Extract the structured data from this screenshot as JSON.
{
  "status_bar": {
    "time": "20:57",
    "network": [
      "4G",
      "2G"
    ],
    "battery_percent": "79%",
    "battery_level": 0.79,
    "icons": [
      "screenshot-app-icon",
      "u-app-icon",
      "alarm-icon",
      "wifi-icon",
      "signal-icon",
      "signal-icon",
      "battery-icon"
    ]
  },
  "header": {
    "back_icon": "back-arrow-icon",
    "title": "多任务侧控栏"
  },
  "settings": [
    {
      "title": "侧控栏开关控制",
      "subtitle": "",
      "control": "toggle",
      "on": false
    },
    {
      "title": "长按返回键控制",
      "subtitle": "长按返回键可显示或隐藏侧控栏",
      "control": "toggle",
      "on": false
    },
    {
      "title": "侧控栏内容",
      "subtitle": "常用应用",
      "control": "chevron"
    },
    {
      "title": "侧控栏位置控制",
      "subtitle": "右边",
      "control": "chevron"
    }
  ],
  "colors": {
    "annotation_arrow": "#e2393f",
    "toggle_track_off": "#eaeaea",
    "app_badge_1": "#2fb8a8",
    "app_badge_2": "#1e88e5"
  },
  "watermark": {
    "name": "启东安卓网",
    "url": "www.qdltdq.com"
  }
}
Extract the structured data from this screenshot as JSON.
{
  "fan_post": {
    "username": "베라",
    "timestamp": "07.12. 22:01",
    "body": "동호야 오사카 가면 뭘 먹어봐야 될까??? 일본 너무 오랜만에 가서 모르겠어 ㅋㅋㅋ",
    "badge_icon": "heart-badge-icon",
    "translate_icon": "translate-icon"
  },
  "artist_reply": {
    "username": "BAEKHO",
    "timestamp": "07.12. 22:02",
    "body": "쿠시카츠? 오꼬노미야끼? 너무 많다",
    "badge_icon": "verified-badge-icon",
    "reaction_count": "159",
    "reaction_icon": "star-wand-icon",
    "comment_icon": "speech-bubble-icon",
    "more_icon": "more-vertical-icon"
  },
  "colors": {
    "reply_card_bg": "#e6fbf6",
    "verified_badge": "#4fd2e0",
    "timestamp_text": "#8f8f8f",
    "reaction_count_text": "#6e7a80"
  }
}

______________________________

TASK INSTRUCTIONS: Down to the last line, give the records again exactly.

WRITTEN ANSWER:
Extract the structured data from this screenshot as JSON.
{
  "status_bar": {
    "time": "20:57",
    "network": [
      "4G",
      "2G"
    ],
    "battery_percent": "79%",
    "battery_level": 0.79,
    "icons": [
      "screenshot-app-icon",
      "u-app-icon",
      "alarm-icon",
      "wifi-icon",
      "signal-icon",
      "signal-icon",
      "battery-icon"
    ]
  },
  "header": {
    "back_icon": "back-arrow-icon",
    "title": "多任务侧控栏"
  },
  "settings": [
    {
      "title": "侧控栏开关控制",
      "subtitle": "",
      "control": "toggle",
      "on": false
    },
    {
      "title": "长按返回键控制",
      "subtitle": "长按返回键可显示或隐藏侧控栏",
      "control": "toggle",
      "on": false
    },
    {
      "title": "侧控栏内容",
      "subtitle": "常用应用",
      "control": "chevron"
    },
    {
      "title": "侧控栏位置控制",
      "subtitle": "右边",
      "control": "chevron"
    }
  ],
  "colors": {
    "annotation_arrow": "#e2393f",
    "toggle_track_off": "#eaeaea",
    "app_badge_1": "#2fb8a8",
    "app_badge_2": "#1e88e5"
  },
  "watermark": {
    "name": "启东安卓网",
    "url": "www.qdltdq.com"
  }
}
Extract the structured data from this screenshot as JSON.
{
  "fan_post": {
    "username": "베라",
    "timestamp": "07.12. 22:01",
    "body": "동호야 오사카 가면 뭘 먹어봐야 될까??? 일본 너무 오랜만에 가서 모르겠어 ㅋㅋㅋ",
    "badge_icon": "heart-badge-icon",
    "translate_icon": "translate-icon"
  },
  "artist_reply": {
    "username": "BAEKHO",
    "timestamp": "07.12. 22:02",
    "body": "쿠시카츠? 오꼬노미야끼? 너무 많다",
    "badge_icon": "verified-badge-icon",
    "reaction_count": "159",
    "reaction_icon": "star-wand-icon",
    "comment_icon": "speech-bubble-icon",
    "more_icon": "more-vertical-icon"
  },
  "colors": {
    "reply_card_bg": "#e6fbf6",
    "verified_badge": "#4fd2e0",
    "timestamp_text": "#8f8f8f",
    "reaction_count_text": "#6e7a80"
  }
}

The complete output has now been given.